Thorne has published several books so far.
Besides Don’t Worry, It’ll Grow Back and An Elephant in the Living Room, Thorne wrote The Hot Dog King and Other Stories, and ghost-wrote Dancing in the Stratosphere: Memoir of American Bomber Pilot, by Major Frank D. Szachta, USAF (retired).
Hot Dog King is Thorne’s most recent fiction work, consisting of four short stories.
One of the short stories, “Green Tequila Beach,” is about how a popular American singer/songwriter achieved fame.
“I guess I heard ‘Margaretville’ one too many times,” Thorne said.
He is filling this story out and will probably publish it as a full-length novel this summer.
Thorne recently submitted another one of his books, On the Dead Run, to Kindle Scout, a reader-driven campaign for unpublished works.
The readers read posted stories, and then vote for their favorite.
If Thorne’s is selected Kindle Press will publish the book.
The book is a coming-of-age novel with the U.S. Coast Guard set as the backdrop.
Readers can access and vote for the book at www.kindlescout.amazon.com/p/3RS2DCA3NFMCA.
Thorne’s barbershop is located in a 102-year-old building. It was originally the Ellenton State Bank, and has been several other businesses through the years before Thorne moved his business into it in the early 2000s.
He still manages to play music, even with running a business and being a prolific writer.

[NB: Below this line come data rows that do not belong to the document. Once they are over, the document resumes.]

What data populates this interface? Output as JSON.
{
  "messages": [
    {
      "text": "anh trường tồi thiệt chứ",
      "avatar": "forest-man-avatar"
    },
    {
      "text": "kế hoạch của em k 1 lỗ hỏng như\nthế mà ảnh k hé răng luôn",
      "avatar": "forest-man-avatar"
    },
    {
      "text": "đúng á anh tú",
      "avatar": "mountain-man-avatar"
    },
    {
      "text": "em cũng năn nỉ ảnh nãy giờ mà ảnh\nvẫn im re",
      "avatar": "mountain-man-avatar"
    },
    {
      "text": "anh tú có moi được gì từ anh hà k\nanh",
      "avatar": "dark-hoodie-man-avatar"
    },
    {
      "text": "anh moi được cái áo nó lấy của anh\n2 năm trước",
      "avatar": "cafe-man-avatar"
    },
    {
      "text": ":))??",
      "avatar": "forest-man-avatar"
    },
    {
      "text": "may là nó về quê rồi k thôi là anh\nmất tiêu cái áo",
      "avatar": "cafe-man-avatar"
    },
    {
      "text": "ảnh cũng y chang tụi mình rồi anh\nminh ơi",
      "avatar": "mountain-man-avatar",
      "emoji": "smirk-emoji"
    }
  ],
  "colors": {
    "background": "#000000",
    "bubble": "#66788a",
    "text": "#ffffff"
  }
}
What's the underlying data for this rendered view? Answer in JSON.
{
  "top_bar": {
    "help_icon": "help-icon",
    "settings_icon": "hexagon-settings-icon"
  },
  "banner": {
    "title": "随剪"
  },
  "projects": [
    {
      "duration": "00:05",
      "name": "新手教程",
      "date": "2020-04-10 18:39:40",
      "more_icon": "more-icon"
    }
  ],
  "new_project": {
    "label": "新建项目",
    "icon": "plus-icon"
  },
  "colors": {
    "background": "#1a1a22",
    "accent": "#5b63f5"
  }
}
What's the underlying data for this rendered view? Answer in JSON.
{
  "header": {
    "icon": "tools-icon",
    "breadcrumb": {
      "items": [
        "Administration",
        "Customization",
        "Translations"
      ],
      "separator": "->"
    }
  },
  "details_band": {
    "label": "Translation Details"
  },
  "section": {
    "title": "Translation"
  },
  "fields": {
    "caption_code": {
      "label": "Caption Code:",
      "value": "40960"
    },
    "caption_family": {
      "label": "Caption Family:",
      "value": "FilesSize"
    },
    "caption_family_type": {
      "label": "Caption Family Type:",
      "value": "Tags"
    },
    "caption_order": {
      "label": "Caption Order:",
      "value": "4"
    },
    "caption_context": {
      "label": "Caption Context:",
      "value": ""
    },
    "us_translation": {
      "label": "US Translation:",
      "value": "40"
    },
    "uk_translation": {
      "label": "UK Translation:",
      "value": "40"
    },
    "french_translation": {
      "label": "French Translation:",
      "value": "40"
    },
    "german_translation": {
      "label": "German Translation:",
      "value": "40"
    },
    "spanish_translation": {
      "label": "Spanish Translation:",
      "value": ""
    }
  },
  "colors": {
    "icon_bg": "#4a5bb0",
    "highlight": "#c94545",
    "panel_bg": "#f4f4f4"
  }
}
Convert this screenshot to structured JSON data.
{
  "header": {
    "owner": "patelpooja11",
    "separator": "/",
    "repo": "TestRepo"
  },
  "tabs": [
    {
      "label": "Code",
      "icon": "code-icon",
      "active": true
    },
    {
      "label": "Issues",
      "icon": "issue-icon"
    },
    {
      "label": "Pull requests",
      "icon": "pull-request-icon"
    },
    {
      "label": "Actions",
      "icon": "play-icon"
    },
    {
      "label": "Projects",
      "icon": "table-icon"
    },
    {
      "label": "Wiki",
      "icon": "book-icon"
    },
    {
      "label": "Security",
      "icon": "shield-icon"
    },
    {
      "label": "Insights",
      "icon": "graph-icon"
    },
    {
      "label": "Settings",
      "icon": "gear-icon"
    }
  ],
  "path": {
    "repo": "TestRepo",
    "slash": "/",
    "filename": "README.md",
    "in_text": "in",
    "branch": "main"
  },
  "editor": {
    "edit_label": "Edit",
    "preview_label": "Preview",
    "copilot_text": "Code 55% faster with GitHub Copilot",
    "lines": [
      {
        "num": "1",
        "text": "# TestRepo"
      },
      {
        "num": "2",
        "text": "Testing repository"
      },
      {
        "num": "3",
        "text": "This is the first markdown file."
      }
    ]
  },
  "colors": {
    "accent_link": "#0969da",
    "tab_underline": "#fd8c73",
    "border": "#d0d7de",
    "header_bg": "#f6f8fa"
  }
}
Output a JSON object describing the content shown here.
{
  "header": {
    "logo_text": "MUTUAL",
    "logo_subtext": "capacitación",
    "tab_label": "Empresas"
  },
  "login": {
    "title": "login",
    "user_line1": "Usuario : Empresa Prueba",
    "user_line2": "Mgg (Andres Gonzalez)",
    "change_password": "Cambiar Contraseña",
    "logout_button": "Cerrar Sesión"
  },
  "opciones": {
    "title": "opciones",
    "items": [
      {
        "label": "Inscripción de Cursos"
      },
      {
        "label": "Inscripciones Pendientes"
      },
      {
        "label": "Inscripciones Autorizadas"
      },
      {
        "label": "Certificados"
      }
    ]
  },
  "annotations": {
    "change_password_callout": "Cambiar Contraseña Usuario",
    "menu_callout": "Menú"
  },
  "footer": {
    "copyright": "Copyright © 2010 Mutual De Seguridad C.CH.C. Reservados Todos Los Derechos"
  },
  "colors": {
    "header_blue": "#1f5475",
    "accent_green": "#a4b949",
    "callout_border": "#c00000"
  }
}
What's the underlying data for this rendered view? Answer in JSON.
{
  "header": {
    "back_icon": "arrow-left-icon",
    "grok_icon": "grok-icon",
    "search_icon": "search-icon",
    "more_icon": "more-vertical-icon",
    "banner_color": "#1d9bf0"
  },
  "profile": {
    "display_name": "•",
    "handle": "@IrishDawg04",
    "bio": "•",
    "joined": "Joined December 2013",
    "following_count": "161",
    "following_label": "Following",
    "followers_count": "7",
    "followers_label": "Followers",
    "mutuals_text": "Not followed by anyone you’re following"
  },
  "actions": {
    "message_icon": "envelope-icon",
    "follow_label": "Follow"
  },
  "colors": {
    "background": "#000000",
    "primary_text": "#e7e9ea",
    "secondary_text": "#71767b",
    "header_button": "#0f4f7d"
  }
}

When he is asked to play at various venues around town, Thorne loves to oblige. He also has had open-mike jams at his barbershop with local musician friends, inviting the community to come and listen.
Joe Bonfiglio is a professional musician and plays the guitar. He has known Thorne for six years, traveling in the same circle of musicians.
“We met through music,” Bonfiglio said. “He’s a talented musician and songwriter — and he also cuts my hair.”
Bonfiglio, who once lived in Palmetto, said he now drives down from Madeira Beach just to have Thorne cut his hair.
He also noticed Thorne’s dedication to his children.
“I love how Wendell interacts with his kids,” he said. “He’s a hardworking dad and tries to feed their passion.”
Bonfiglio also is familiar with Thorne as an author.
“He writes very clever and funny fiction,” he said. “Wendell is a very interesting person and really good at everything he does.
“But I won’t hold it against him that he’s a Red Sox fan,” Bonfiglio said.